“My favourite thing to do is just sit with the girls through the night, singing Scripture, singing Psalms,” Fatzinger reveals.
It was during one such overnight stay in Atlanta that “God of the Breakthrough” was born. Now on the radio, Fatzinger’s song of triumph and healing was written for her friends who have been trafficked.
Initially, Fatzinger hoped to launch her own recovery centre, a campus where victims of human trafficking could be at home and receive healing through strong friendships, responsibility, and education.
But as time went on, her view shifted to “protecting the vulnerable,” those most at risk for being targeted by traffickers. In an effort to stop slavery before it begins, Fatzinger focuses on 18-year-olds exiting the foster care system without familial protection or job training. So began the plan for Sparrow’s Nest, a place to help young women become self-sufficient by providing shelter, teaching marketable skills, and demonstrating the love of Christ.
Fatzinger’s husband Shane is key member on Sparrow’s Nest’s Board of Directors, offering strategic administrative guidance. In addition, Fatzinger says her spouse “provides an anchor to reality,” reminding her of goodness when she is surrounded by injustice, and encouraging her when she questions her calling.
“I try to support her vision, especially when she feels like maybe she’s misheard or misunderstood the Lord on it,” Shane says. “I can see through what has happened in the lives of the girls that this is where God has led her.”
Others can see it too.
“When I think of Amy, I think of obedience. The Lord calls her, and she goes,” Kerr says. “She has been refined for this in the fire, through her experiences as a young adult and young mother, and God is faithful to finish what He starts.”
Fatzinger likens her vision for Sparrow’s Nest to the mission of Moses, a man of weak speech and weaker confidence, called to free a people dear to God. Though Sparrow’s Nest is expected to launch no sooner than 2016, efforts to partner with other ministries and agencies are already in motion.
“I don’t mind slow,” Fatzinger shrugs. “I want something that far outlasts my earthly life. My weak, weak, weak, lame ‘yes’ is still on the table. He’s going to do what He’s going to do anyway. This vision has never been mine.”
It has been a hard path. In giving herself to ministry, Fatzinger has not shielded herself from the shocking reality of hurt that humans are capable of inflicting on one another. She has opened her ears and eyes to painful stories that many would close their eyes and cross the street to avoid. Far from emerging unscathed, she has at times contended with feelings of deep depression and anxiety in the process. But, she says, His enduring faithfulness makes her able.

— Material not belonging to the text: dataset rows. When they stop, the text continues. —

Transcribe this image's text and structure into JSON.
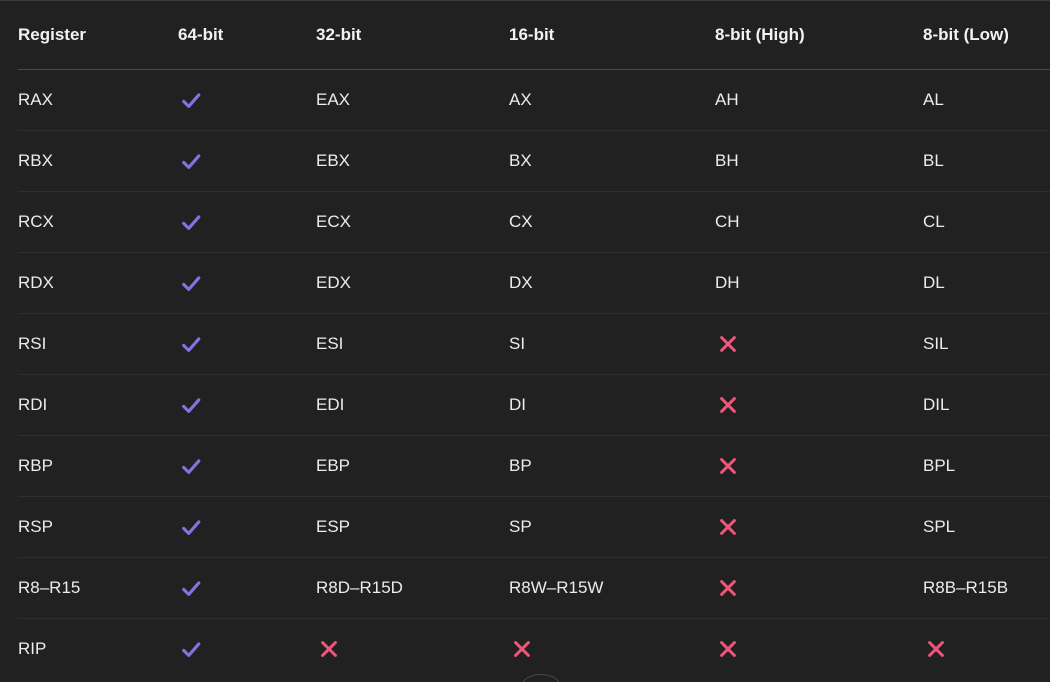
{
  "colors": {
    "background": "#212121",
    "check": "#8b6fe0",
    "cross": "#f2557a"
  },
  "headers": [
    "Register",
    "64-bit",
    "32-bit",
    "16-bit",
    "8-bit (High)",
    "8-bit (Low)"
  ],
  "rows": [
    [
      "RAX",
      "check",
      "EAX",
      "AX",
      "AH",
      "AL"
    ],
    [
      "RBX",
      "check",
      "EBX",
      "BX",
      "BH",
      "BL"
    ],
    [
      "RCX",
      "check",
      "ECX",
      "CX",
      "CH",
      "CL"
    ],
    [
      "RDX",
      "check",
      "EDX",
      "DX",
      "DH",
      "DL"
    ],
    [
      "RSI",
      "check",
      "ESI",
      "SI",
      "cross",
      "SIL"
    ],
    [
      "RDI",
      "check",
      "EDI",
      "DI",
      "cross",
      "DIL"
    ],
    [
      "RBP",
      "check",
      "EBP",
      "BP",
      "cross",
      "BPL"
    ],
    [
      "RSP",
      "check",
      "ESP",
      "SP",
      "cross",
      "SPL"
    ],
    [
      "R8–R15",
      "check",
      "R8D–R15D",
      "R8W–R15W",
      "cross",
      "R8B–R15B"
    ],
    [
      "RIP",
      "check",
      "cross",
      "cross",
      "cross",
      "cross"
    ]
  ]
}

“There is a very high rate of burnout on this end of ministry. I just have to rely on the fact that He cannot be unfaithful. He cannot be untrue.”
Featured photo by Holly Etchison.